After protests, Trump FERC picks tackle coal and grid reliability

Source: Sam Mintz, E&E News reporter • Posted: Friday, September 8, 2017

After brief interruptions from a handful of protesters, it was smooth sailing for Federal Energy Regulatory Commission nominees Kevin McIntyre and Richard Glick during their Senate confirmation hearing yesterday.

Still, lawmakers were keen to get them on the record about energy policy and issues affecting electricity and power infrastructure.

In what has become a familiar scene for Hill meetings involving FERC as the debate over fossil fuel project permitting intensifies, a trio of men stood one after another during the first 10 minutes and broke through the quiet in the Dirksen Office Building room.

“FERC is a rubber-stamp, corrupt agency,” shouted one. “FERC promotes eminent domain. No eminent domain for private gain,” said another. The third yelled, “Find your conscience. FERC is destroying our atmosphere.”

Members of the Energy and Natural Resources Committee were unfazed, and the protesters were quickly escorted out of the room.

Lawmakers gave McIntyre, an energy lawyer at Jones Day, and Glick, who is currently minority counsel for the committee, a generally friendly reception. Both are generally considered solid, knowledgeable picks.

If confirmed, they will join new Commissioners Neil Chatterjee and Robert Powelson, as well as Cheryl LaFleur, who has been in her position since 2010.

The president tapped McIntyre to lead the agency and he would take over from Chatterjee, who is leading the panel on an interim basis.

Grid reliability, coal

A central line of questioning was on the topic of electric grid reliability and how various forms of energy generation contribute.

Sen. John Barrasso (R-Wyo.) praised recent remarks by Chatterjee on an official agency podcast, in which he emphasized the role of coal in maintaining reliability (Greenwire, Aug. 15). Wyoming is the country’s top coal mining state.

Barrasso asked McIntyre and Glick, “Do you share the chairman’s views?”

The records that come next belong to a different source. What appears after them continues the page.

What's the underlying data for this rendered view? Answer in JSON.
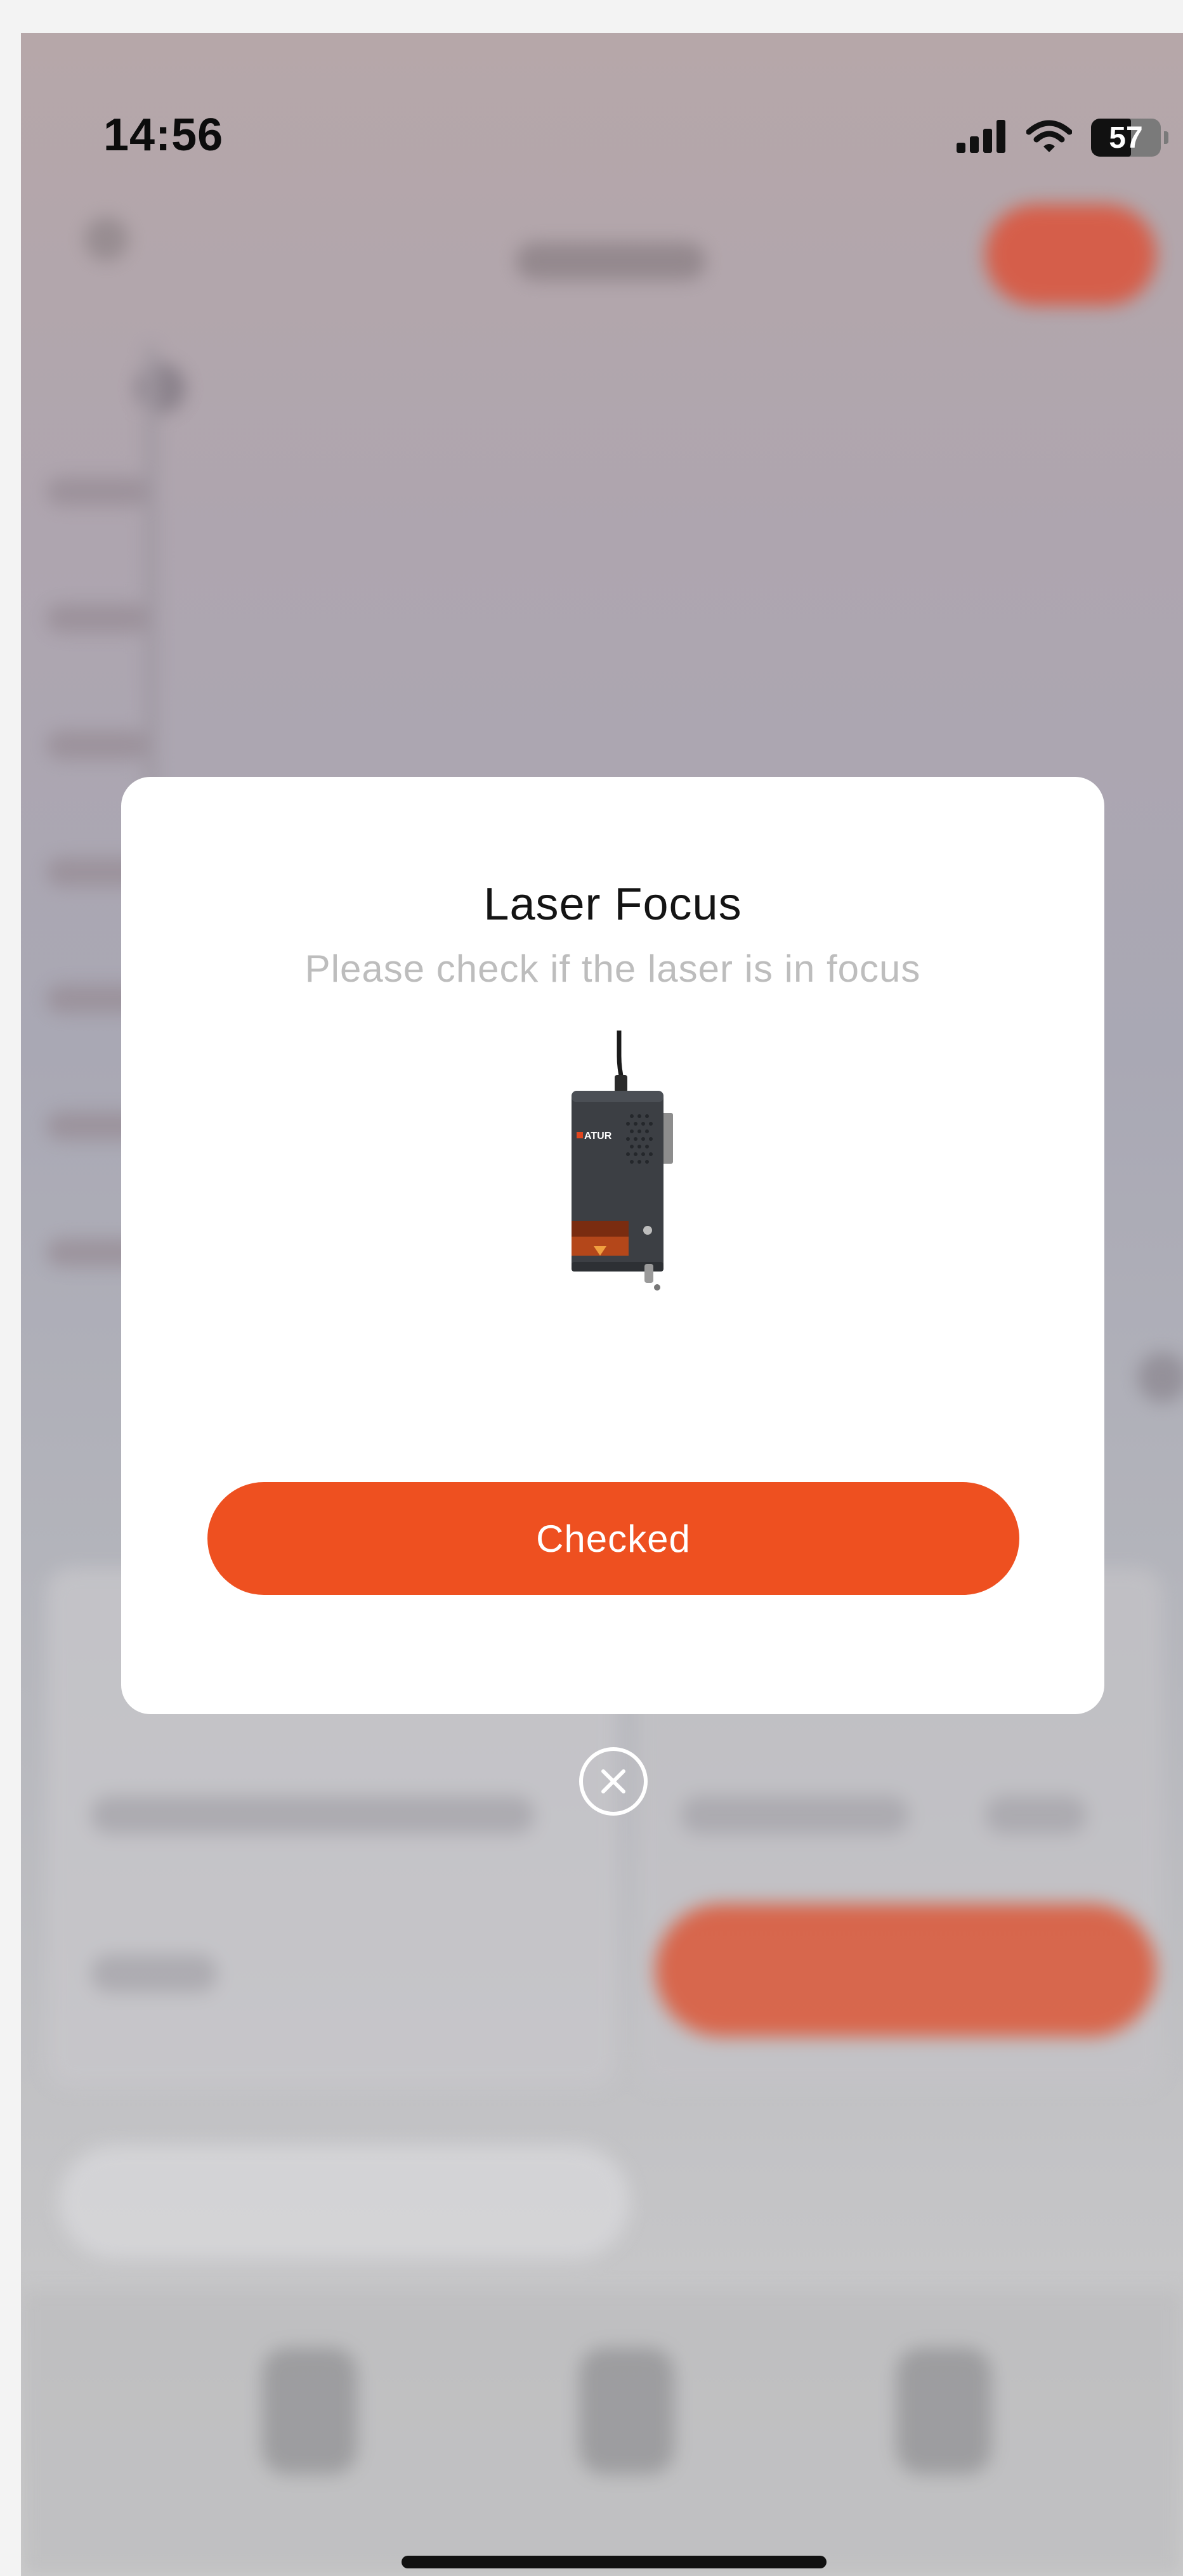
{
  "status_bar": {
    "time": "14:56",
    "battery_level": "57",
    "icons": [
      "cellular-signal-icon",
      "wifi-icon",
      "battery-icon"
    ]
  },
  "dialog": {
    "title": "Laser Focus",
    "subtitle": "Please check if the laser is in focus",
    "image": "laser-module-image",
    "image_brand_text": "ATUR",
    "confirm_label": "Checked",
    "close_icon": "close-circle-icon"
  },
  "colors": {
    "accent": "#EE5020",
    "dialog_background": "#FFFFFF",
    "title_text": "#141414",
    "subtitle_text": "#BDBDBD"
  }
}
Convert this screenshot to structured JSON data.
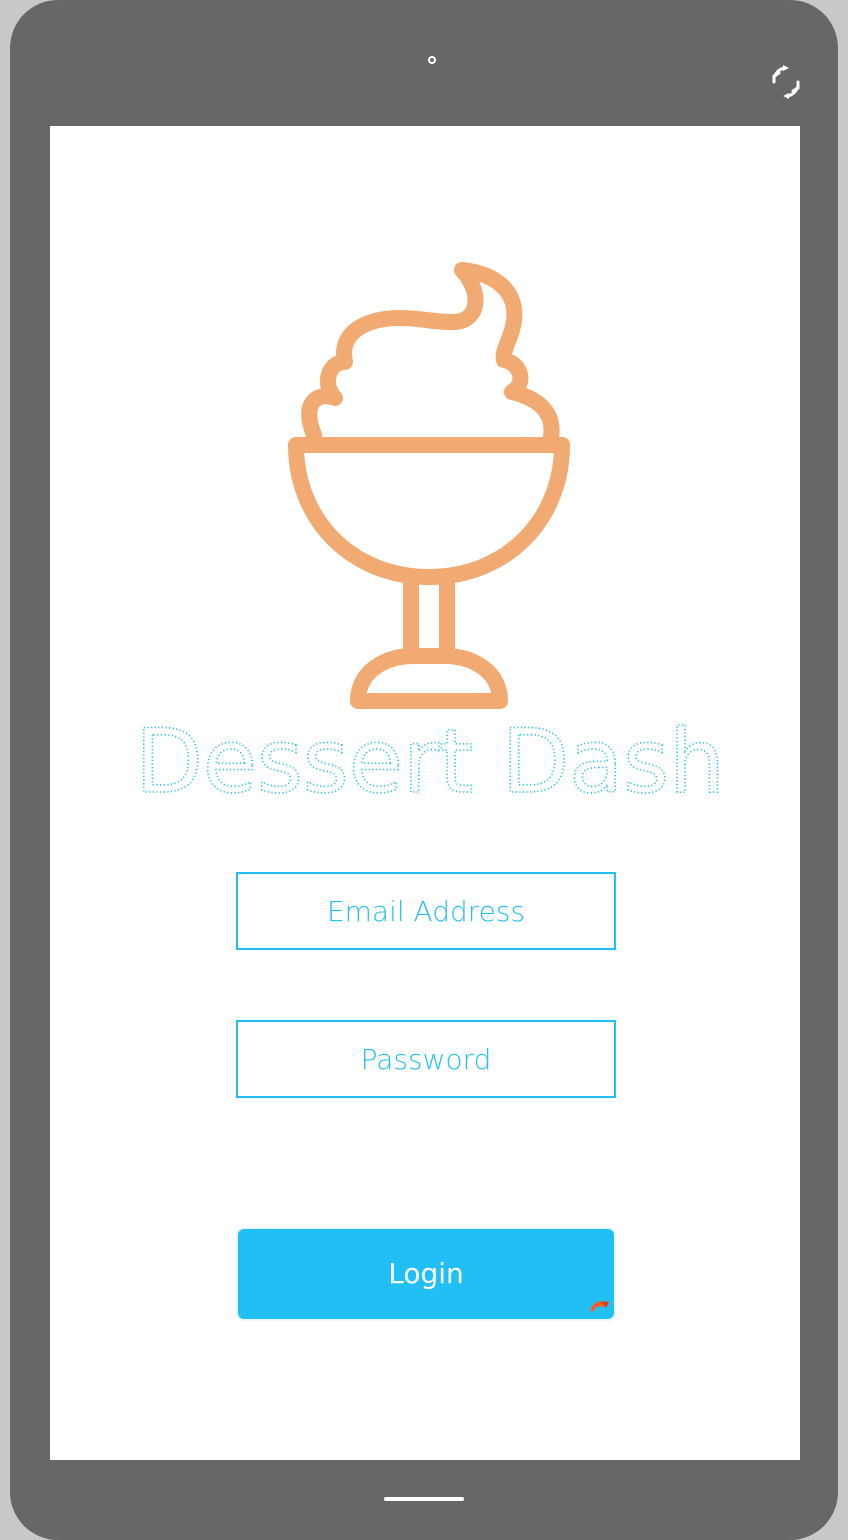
{
  "app": {
    "title": "Dessert Dash",
    "logo_icon": "sundae-cup-icon"
  },
  "form": {
    "email_placeholder": "Email Address",
    "email_value": "",
    "password_placeholder": "Password",
    "password_value": "",
    "login_label": "Login"
  },
  "device": {
    "rotate_icon": "rotate-icon",
    "camera_icon": "camera-dot"
  },
  "colors": {
    "accent": "#22bff4",
    "logo": "#f0aa72",
    "device_frame": "#676767",
    "background": "#ffffff"
  }
}
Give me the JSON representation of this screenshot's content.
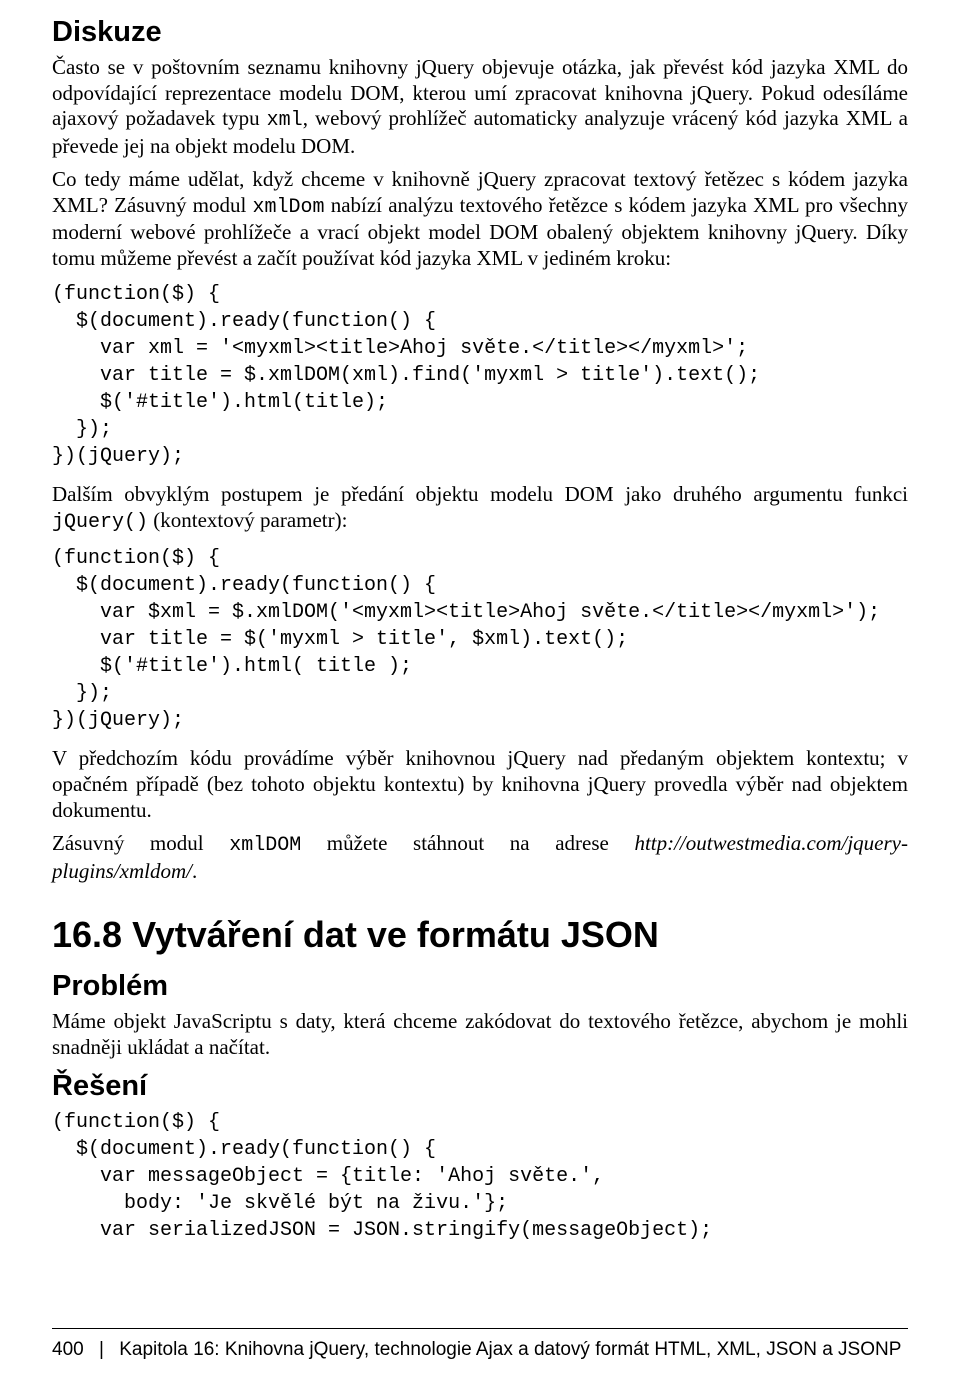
{
  "headings": {
    "diskuze": "Diskuze",
    "section": "16.8  Vytváření dat ve formátu JSON",
    "problem": "Problém",
    "reseni": "Řešení"
  },
  "p1a": "Často se v poštovním seznamu knihovny jQuery objevuje otázka, jak převést kód jazyka XML do odpovídající reprezentace modelu DOM, kterou umí zpracovat knihovna jQuery. Pokud odesíláme ajaxový požadavek typu ",
  "p1code": "xml",
  "p1b": ", webový prohlížeč automaticky analyzuje vrácený kód jazyka XML a převede jej na objekt modelu DOM.",
  "p2a": "Co tedy máme udělat, když chceme v knihovně jQuery zpracovat textový řetězec s kódem jazyka XML? Zásuvný modul ",
  "p2code": "xmlDom",
  "p2b": " nabízí analýzu textového řetězce s kódem jazyka XML pro všechny moderní webové prohlížeče a vrací objekt model DOM obalený objektem knihovny jQuery. Díky tomu můžeme převést a začít používat kód jazyka XML v jediném kroku:",
  "code1": "(function($) {\n  $(document).ready(function() {\n    var xml = '<myxml><title>Ahoj světe.</title></myxml>';\n    var title = $.xmlDOM(xml).find('myxml > title').text();\n    $('#title').html(title);\n  });\n})(jQuery);",
  "p3a": "Dalším obvyklým postupem je předání objektu modelu DOM jako druhého argumentu funkci ",
  "p3code": "jQuery()",
  "p3b": " (kontextový parametr):",
  "code2": "(function($) {\n  $(document).ready(function() {\n    var $xml = $.xmlDOM('<myxml><title>Ahoj světe.</title></myxml>');\n    var title = $('myxml > title', $xml).text();\n    $('#title').html( title );\n  });\n})(jQuery);",
  "p4": "V předchozím kódu provádíme výběr knihovnou jQuery nad předaným objektem kontextu; v opačném případě (bez tohoto objektu kontextu) by knihovna jQuery provedla výběr nad objektem dokumentu.",
  "p5a": "Zásuvný modul ",
  "p5code": "xmlDOM",
  "p5b": " můžete stáhnout na adrese ",
  "p5ital": "http://outwestmedia.com/jquery-plugins/xmldom/",
  "p5c": ".",
  "p6": "Máme objekt JavaScriptu s daty, která chceme zakódovat do textového řetězce, abychom je mohli snadněji ukládat a načítat.",
  "code3": "(function($) {\n  $(document).ready(function() {\n    var messageObject = {title: 'Ahoj světe.',\n      body: 'Je skvělé být na živu.'};\n    var serializedJSON = JSON.stringify(messageObject);",
  "footer": {
    "page": "400",
    "sep": "|",
    "chapter": "Kapitola 16: Knihovna jQuery, technologie Ajax a datový formát HTML, XML, JSON a JSONP"
  }
}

McIntyre said he agrees coal is an important resource and has played a key role in electricity generation. “However, FERC is not an entity whose role includes choosing fuels for the generation of electricity,” he added.

Glick, a Democratic pick for the bipartisan commission, went a step further under questioning from Sen. Martin Heinrich (D-N.M.), who said he was worried about implications in the Department of Energy’s recently completed study of electric grid reliability that FERC should prop up or subsidize forms of generation — like coal or nuclear — that are no longer economical.

FERC “does not have the authority, nor should it, to prop up technologies that are uncompetitive,” Glick said.

Lawmakers repeatedly asked both nominees whether states have the authority to set policies related to their energy resource mixes. Both answered that they do.

“There’s no question that states have the absolute right to implement renewable portfolio standards,” said McIntyre.

Sen. Angus King (I-Maine) urged the two to “just go with the science” if they are confirmed. “I think that’s important that FERC not get tangled up in advertently or inadvertently favoring one technology over another and getting involved in the politics of generation,” he said.

With their confirmation hearing out of the way, the two nominees will next need the committee to vote on sending them to the Senate floor.

Committee Chairwoman Lisa Murkowski (R-Alaska) told reporters after the hearing that she hopes to get that vote done by “late next week.”